» What you will do:
Using the entries below, copy out all lines where "this" is found.

» Data records for software interfaces:
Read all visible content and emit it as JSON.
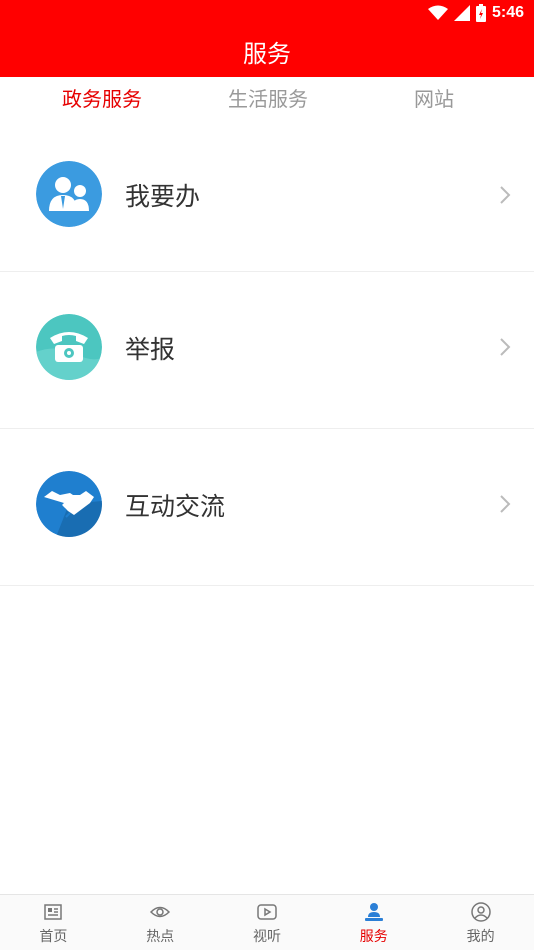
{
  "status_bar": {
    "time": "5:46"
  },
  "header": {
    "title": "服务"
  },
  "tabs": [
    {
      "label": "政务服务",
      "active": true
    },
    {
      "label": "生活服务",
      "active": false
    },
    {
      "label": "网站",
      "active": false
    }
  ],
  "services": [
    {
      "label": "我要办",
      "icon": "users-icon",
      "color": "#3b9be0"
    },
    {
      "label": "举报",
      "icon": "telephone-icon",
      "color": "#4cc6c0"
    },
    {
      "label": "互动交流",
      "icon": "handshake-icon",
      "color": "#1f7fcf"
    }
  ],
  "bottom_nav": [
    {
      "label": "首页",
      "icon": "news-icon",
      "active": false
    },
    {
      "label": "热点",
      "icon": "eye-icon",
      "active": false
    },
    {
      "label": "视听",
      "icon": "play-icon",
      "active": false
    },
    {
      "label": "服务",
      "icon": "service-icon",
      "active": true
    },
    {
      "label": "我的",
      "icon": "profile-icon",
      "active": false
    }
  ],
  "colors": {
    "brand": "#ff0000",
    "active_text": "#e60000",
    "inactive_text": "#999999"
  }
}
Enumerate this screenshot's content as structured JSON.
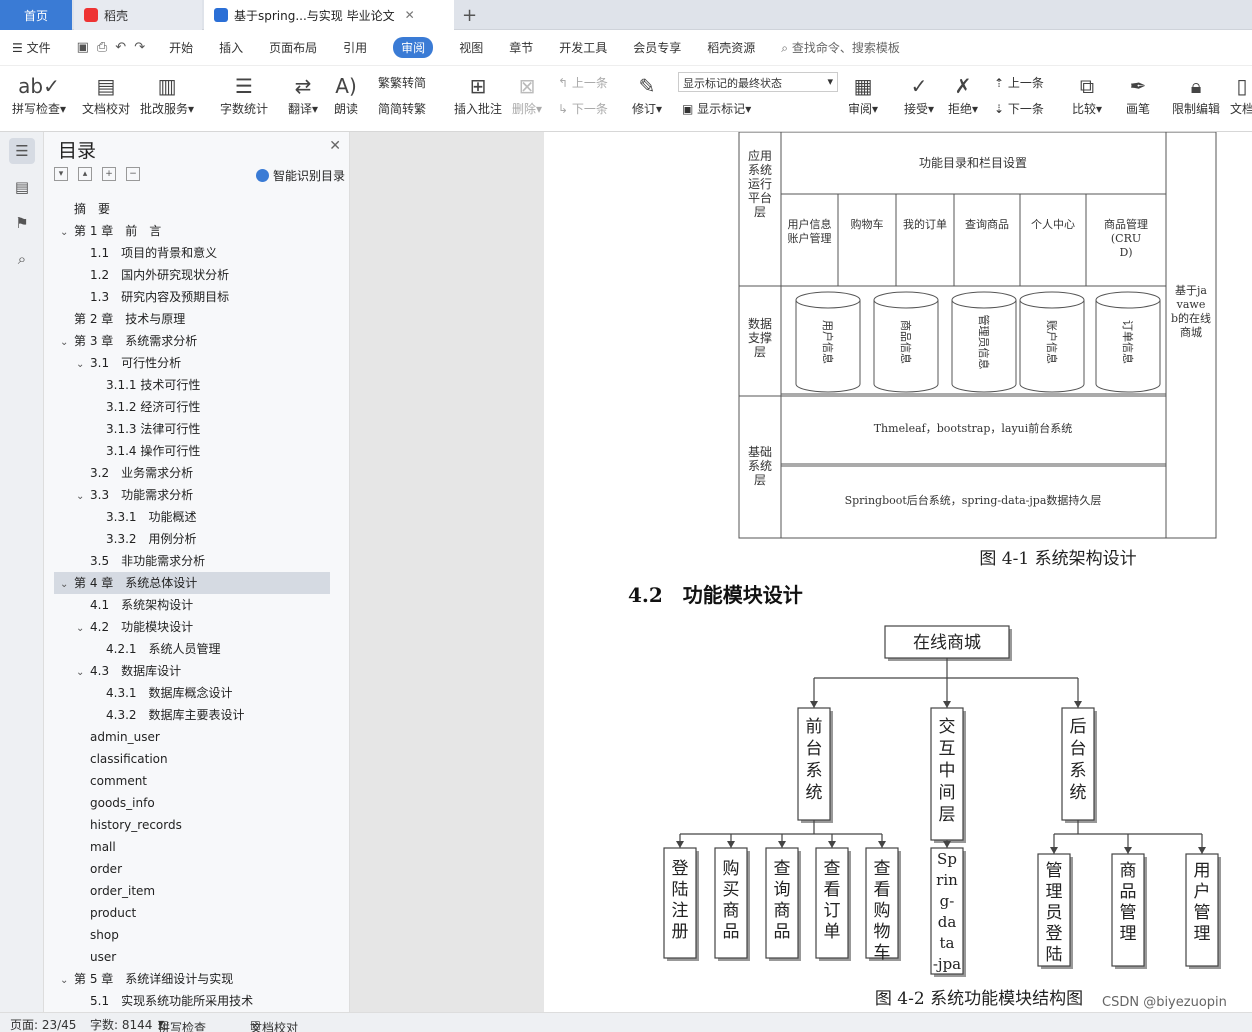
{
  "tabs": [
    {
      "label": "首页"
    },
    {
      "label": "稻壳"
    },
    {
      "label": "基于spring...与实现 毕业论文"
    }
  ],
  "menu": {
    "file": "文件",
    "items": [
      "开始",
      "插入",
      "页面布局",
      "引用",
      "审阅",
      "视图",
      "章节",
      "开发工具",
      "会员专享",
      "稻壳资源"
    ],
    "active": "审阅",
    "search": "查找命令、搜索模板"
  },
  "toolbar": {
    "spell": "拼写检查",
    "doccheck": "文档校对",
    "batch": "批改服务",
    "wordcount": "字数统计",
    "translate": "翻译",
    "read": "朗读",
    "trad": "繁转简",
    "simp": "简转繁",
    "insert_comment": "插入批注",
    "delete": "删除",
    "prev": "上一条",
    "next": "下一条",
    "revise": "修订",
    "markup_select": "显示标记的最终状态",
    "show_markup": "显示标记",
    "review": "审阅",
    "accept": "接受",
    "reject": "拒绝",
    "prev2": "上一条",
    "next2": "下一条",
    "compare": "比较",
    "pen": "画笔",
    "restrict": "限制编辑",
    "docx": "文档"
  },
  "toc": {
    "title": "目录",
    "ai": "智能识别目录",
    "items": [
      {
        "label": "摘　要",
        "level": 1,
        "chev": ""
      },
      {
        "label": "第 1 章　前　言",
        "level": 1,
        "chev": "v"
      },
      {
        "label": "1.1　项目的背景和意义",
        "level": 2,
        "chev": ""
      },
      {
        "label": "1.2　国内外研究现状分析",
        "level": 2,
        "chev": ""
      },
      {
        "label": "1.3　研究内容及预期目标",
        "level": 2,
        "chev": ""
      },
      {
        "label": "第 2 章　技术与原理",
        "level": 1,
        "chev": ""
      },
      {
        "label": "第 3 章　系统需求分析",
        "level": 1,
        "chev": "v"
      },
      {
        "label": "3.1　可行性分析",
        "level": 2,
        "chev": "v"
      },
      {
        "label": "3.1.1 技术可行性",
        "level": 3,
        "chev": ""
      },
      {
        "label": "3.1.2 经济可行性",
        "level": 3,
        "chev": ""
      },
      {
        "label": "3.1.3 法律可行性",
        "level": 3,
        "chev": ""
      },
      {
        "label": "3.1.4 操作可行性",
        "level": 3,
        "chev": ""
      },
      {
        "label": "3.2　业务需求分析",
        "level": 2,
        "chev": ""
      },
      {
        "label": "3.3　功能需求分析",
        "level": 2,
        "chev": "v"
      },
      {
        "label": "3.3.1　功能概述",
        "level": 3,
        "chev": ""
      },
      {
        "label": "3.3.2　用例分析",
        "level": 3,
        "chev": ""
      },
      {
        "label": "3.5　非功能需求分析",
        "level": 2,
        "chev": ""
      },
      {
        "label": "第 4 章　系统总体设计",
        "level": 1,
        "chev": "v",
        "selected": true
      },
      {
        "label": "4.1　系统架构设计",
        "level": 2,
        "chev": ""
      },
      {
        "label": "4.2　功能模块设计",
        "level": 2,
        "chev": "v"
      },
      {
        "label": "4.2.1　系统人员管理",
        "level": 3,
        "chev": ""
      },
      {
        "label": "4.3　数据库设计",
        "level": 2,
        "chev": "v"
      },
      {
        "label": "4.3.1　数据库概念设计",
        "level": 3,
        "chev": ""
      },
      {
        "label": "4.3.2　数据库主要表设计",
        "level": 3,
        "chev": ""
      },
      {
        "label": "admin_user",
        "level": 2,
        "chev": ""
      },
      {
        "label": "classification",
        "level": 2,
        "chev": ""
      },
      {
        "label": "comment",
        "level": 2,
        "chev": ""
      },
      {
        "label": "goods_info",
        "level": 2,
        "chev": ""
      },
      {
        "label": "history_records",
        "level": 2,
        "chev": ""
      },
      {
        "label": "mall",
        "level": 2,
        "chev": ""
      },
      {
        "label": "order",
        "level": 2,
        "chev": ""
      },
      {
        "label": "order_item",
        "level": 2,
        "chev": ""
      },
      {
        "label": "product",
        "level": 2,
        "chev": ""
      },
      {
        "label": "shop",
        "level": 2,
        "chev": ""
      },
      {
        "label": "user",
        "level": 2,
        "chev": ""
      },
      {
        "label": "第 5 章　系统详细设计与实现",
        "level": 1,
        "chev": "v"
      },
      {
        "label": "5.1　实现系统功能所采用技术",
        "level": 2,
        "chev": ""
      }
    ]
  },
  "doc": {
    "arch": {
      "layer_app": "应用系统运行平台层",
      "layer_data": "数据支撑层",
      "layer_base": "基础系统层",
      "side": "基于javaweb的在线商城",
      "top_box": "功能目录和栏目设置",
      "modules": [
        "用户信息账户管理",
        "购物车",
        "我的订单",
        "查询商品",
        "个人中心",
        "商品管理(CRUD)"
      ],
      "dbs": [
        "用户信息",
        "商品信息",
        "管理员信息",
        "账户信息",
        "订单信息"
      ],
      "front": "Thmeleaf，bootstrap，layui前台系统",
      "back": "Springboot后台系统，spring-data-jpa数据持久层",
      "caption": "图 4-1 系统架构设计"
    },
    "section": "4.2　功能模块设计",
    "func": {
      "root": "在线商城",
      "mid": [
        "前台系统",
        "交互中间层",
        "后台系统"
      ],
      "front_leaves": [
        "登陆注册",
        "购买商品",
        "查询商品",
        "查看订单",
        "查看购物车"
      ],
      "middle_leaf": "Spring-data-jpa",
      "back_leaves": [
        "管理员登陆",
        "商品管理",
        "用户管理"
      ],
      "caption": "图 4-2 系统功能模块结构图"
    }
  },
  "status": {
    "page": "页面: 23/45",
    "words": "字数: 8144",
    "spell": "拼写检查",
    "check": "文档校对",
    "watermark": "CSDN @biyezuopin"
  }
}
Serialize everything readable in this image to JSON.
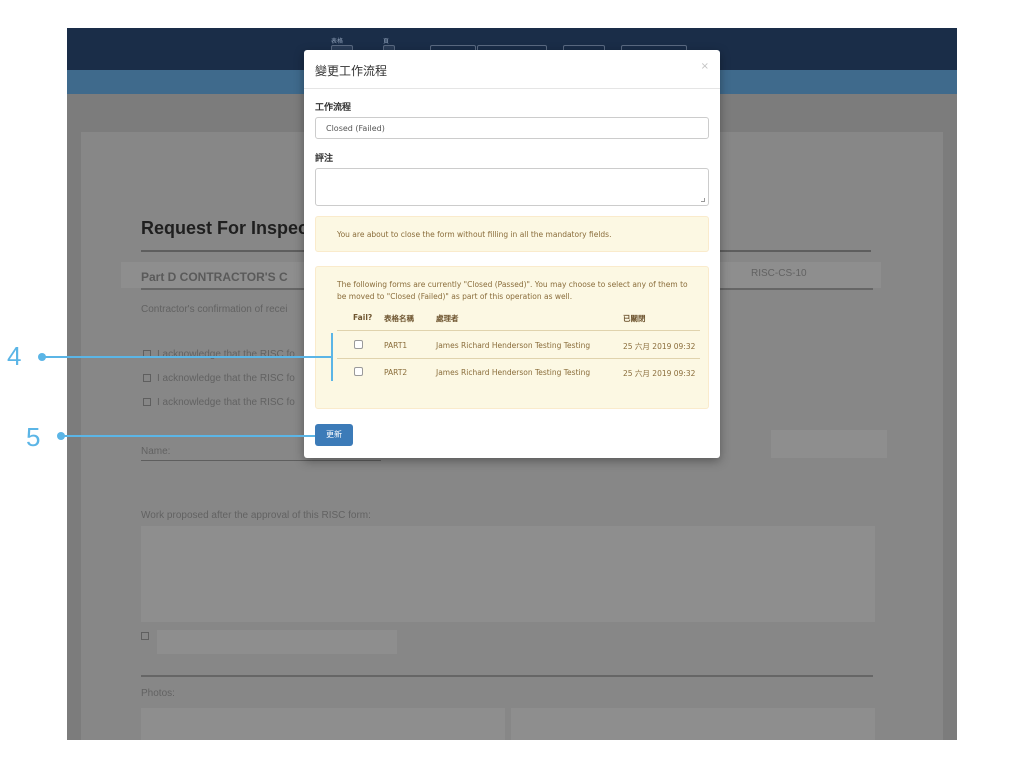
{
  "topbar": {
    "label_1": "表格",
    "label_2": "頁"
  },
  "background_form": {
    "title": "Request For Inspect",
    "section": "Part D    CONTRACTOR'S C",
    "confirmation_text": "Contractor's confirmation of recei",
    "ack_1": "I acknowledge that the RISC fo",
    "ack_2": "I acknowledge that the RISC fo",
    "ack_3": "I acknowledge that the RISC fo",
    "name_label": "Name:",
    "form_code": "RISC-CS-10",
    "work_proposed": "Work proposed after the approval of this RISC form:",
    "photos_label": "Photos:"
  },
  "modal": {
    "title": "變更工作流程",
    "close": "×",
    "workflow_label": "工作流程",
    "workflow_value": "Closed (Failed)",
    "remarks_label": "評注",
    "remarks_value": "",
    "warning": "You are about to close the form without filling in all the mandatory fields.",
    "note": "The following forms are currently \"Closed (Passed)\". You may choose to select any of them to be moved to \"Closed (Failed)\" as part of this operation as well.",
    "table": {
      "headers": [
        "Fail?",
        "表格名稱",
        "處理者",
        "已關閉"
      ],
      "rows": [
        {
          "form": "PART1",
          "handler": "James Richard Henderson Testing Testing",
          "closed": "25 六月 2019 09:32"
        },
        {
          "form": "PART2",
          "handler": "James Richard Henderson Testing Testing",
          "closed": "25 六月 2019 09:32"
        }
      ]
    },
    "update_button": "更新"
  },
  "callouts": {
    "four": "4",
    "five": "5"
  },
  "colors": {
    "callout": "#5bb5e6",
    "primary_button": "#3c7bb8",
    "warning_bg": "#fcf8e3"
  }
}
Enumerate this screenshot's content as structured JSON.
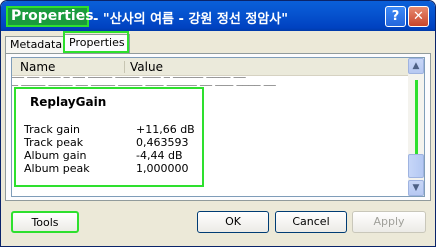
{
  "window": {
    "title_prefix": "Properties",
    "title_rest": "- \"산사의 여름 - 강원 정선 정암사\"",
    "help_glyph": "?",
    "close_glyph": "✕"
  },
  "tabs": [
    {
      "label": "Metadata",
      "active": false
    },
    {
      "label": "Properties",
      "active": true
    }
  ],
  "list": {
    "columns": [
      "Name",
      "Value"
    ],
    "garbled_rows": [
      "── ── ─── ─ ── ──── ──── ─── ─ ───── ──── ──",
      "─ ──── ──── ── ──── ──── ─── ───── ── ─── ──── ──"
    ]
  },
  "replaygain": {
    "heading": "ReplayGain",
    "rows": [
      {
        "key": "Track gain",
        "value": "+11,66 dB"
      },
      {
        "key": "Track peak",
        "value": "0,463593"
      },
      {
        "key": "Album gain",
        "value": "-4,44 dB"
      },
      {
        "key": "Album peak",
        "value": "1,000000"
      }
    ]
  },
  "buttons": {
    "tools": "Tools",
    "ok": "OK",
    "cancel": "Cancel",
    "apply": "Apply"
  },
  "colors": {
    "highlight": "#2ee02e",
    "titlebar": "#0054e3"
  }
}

» Task solution:
Enumerate this screenshot's content as structured JSON.
Serialize everything readable in this image to JSON.
    "work_proposed": "Work proposed after the approval of this RISC form:",
    "note": "The following forms are currently \"Closed (Passed)\". You may choose to select any of them to be moved to \"Closed (Failed)\" as part of this operation as well.",
Enumerate this screenshot's content as structured JSON.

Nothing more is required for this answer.